**Provided material**:

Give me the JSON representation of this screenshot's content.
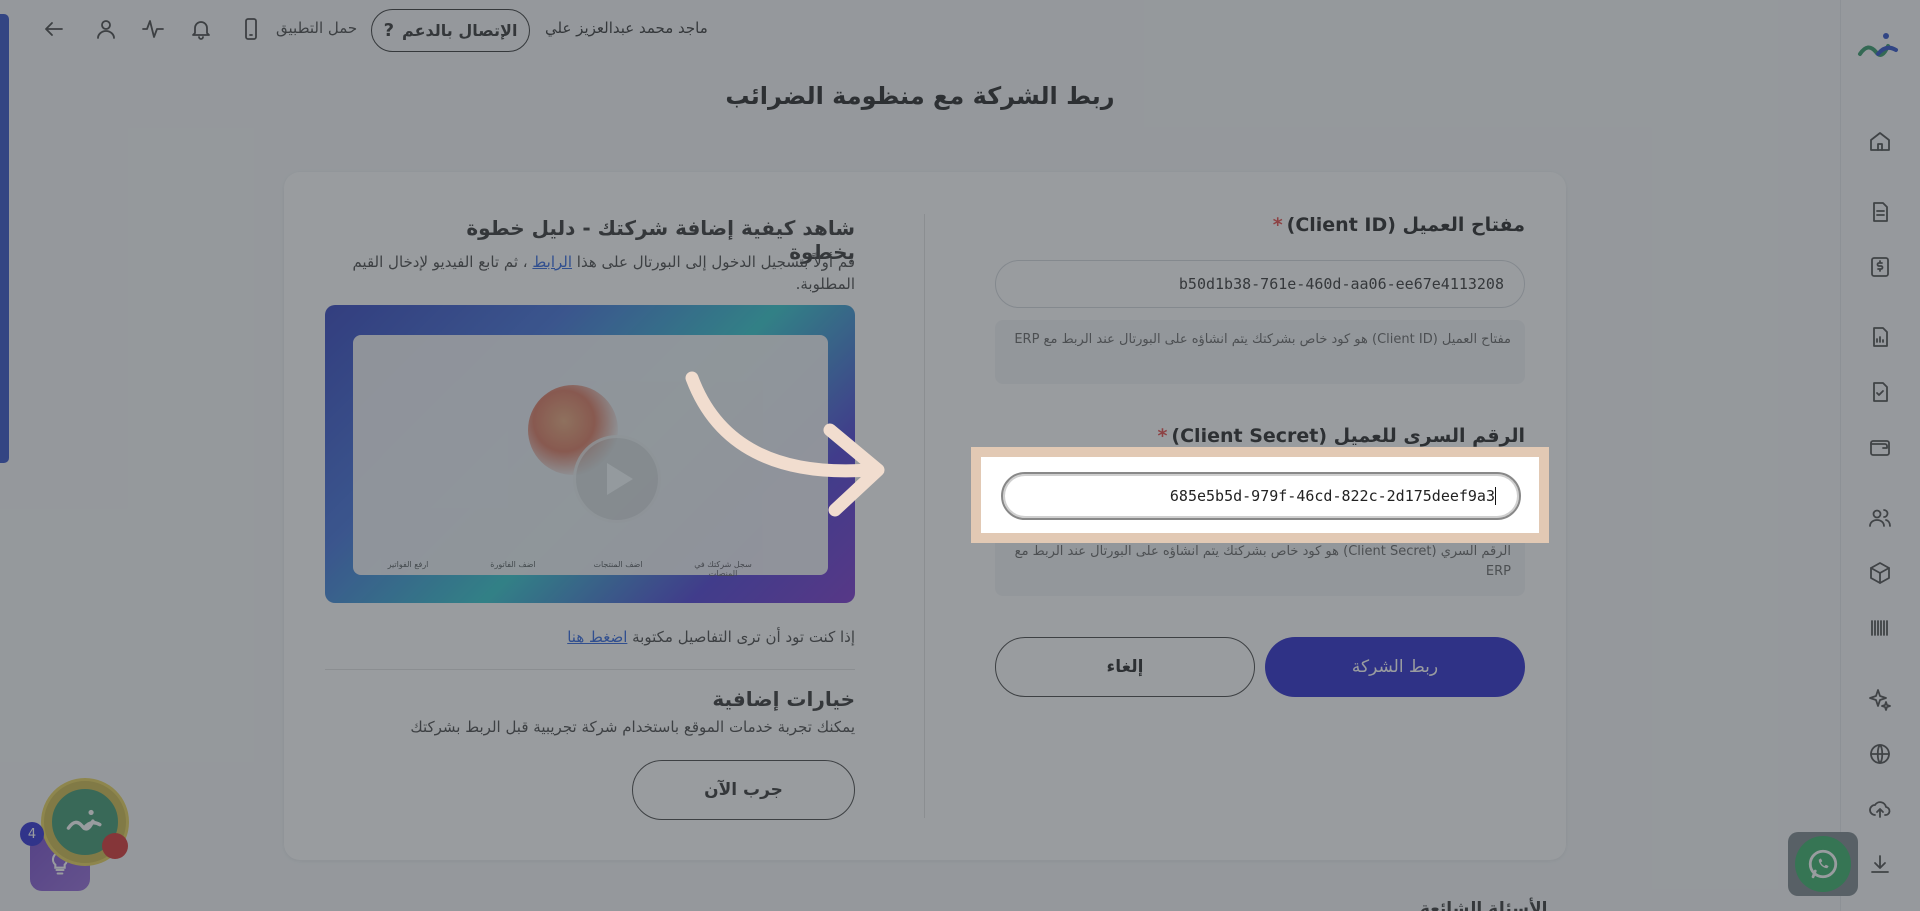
{
  "topbar": {
    "user_name": "ماجد محمد عبدالعزيز علي",
    "support_label": "الإتصال بالدعم",
    "support_icon": "?",
    "app_label": "حمل التطبيق"
  },
  "page": {
    "title": "ربط الشركة مع منظومة الضرائب"
  },
  "form": {
    "client_id_label": "مفتاح العميل (Client ID)",
    "client_id_value": "b50d1b38-761e-460d-aa06-ee67e4113208",
    "client_id_hint": "مفتاح العميل (Client ID) هو كود خاص بشركتك يتم انشاؤه على البورتال عند الربط مع ERP",
    "client_secret_label": "الرقم السرى للعميل (Client Secret)",
    "client_secret_value": "685e5b5d-979f-46cd-822c-2d175deef9a3",
    "client_secret_hint": "الرقم السري (Client Secret) هو كود خاص بشركتك يتم انشاؤه على البورتال عند الربط مع ERP",
    "required_mark": "*",
    "submit_label": "ربط الشركة",
    "cancel_label": "إلغاء"
  },
  "guide": {
    "title": "شاهد كيفية إضافة شركتك - دليل خطوة بخطوة",
    "desc_before": "قم أولاً بتسجيل الدخول إلى البورتال على هذا ",
    "desc_link": "الرابط",
    "desc_after": " ، ثم تابع الفيديو لإدخال القيم المطلوبة.",
    "details_text": "إذا كنت تود أن ترى التفاصيل مكتوبة ",
    "details_link": "اضغط هنا",
    "video_items": [
      "سجل شركتك في المنصات",
      "اضف المنتجات",
      "اضف الفاتورة",
      "ارفع الفواتير"
    ]
  },
  "extra": {
    "title": "خيارات إضافية",
    "desc": "يمكنك تجربة خدمات الموقع باستخدام شركة تجريبية قبل الربط بشركتك",
    "try_label": "جرب الآن"
  },
  "bottom": {
    "partial_heading": "الأسئلة الشائعة"
  },
  "widgets": {
    "notification_count": "4"
  },
  "colors": {
    "primary": "#1614c8",
    "accent_bar": "#1e3fc2",
    "required": "#e53935",
    "highlight_border": "#e2c9b4",
    "whatsapp": "#25a85a"
  },
  "icons": {
    "sidebar": [
      "home-icon",
      "document-icon",
      "invoice-dollar-icon",
      "report-icon",
      "checklist-icon",
      "wallet-icon",
      "users-icon",
      "box-icon",
      "barcode-icon",
      "sparkle-icon",
      "globe-icon",
      "upload-icon",
      "download-icon"
    ],
    "topbar": [
      "back-arrow-icon",
      "user-icon",
      "activity-icon",
      "bell-icon",
      "phone-icon"
    ]
  }
}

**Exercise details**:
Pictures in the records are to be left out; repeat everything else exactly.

**Output for this exercise**:
Give me the JSON representation of this screenshot's content.
{
  "topbar": {
    "user_name": "ماجد محمد عبدالعزيز علي",
    "support_label": "الإتصال بالدعم",
    "support_icon": "?",
    "app_label": "حمل التطبيق"
  },
  "page": {
    "title": "ربط الشركة مع منظومة الضرائب"
  },
  "form": {
    "client_id_label": "مفتاح العميل (Client ID)",
    "client_id_value": "b50d1b38-761e-460d-aa06-ee67e4113208",
    "client_id_hint": "مفتاح العميل (Client ID) هو كود خاص بشركتك يتم انشاؤه على البورتال عند الربط مع ERP",
    "client_secret_label": "الرقم السرى للعميل (Client Secret)",
    "client_secret_value": "685e5b5d-979f-46cd-822c-2d175deef9a3",
    "client_secret_hint": "الرقم السري (Client Secret) هو كود خاص بشركتك يتم انشاؤه على البورتال عند الربط مع ERP",
    "required_mark": "*",
    "submit_label": "ربط الشركة",
    "cancel_label": "إلغاء"
  },
  "guide": {
    "title": "شاهد كيفية إضافة شركتك - دليل خطوة بخطوة",
    "desc_before": "قم أولاً بتسجيل الدخول إلى البورتال على هذا ",
    "desc_link": "الرابط",
    "desc_after": " ، ثم تابع الفيديو لإدخال القيم المطلوبة.",
    "details_text": "إذا كنت تود أن ترى التفاصيل مكتوبة ",
    "details_link": "اضغط هنا",
    "video_items": [
      "سجل شركتك في المنصات",
      "اضف المنتجات",
      "اضف الفاتورة",
      "ارفع الفواتير"
    ]
  },
  "extra": {
    "title": "خيارات إضافية",
    "desc": "يمكنك تجربة خدمات الموقع باستخدام شركة تجريبية قبل الربط بشركتك",
    "try_label": "جرب الآن"
  },
  "bottom": {
    "partial_heading": "الأسئلة الشائعة"
  },
  "widgets": {
    "notification_count": "4"
  },
  "colors": {
    "primary": "#1614c8",
    "accent_bar": "#1e3fc2",
    "required": "#e53935",
    "highlight_border": "#e2c9b4",
    "whatsapp": "#25a85a"
  },
  "icons": {
    "sidebar": [
      "home-icon",
      "document-icon",
      "invoice-dollar-icon",
      "report-icon",
      "checklist-icon",
      "wallet-icon",
      "users-icon",
      "box-icon",
      "barcode-icon",
      "sparkle-icon",
      "globe-icon",
      "upload-icon",
      "download-icon"
    ],
    "topbar": [
      "back-arrow-icon",
      "user-icon",
      "activity-icon",
      "bell-icon",
      "phone-icon"
    ]
  }
}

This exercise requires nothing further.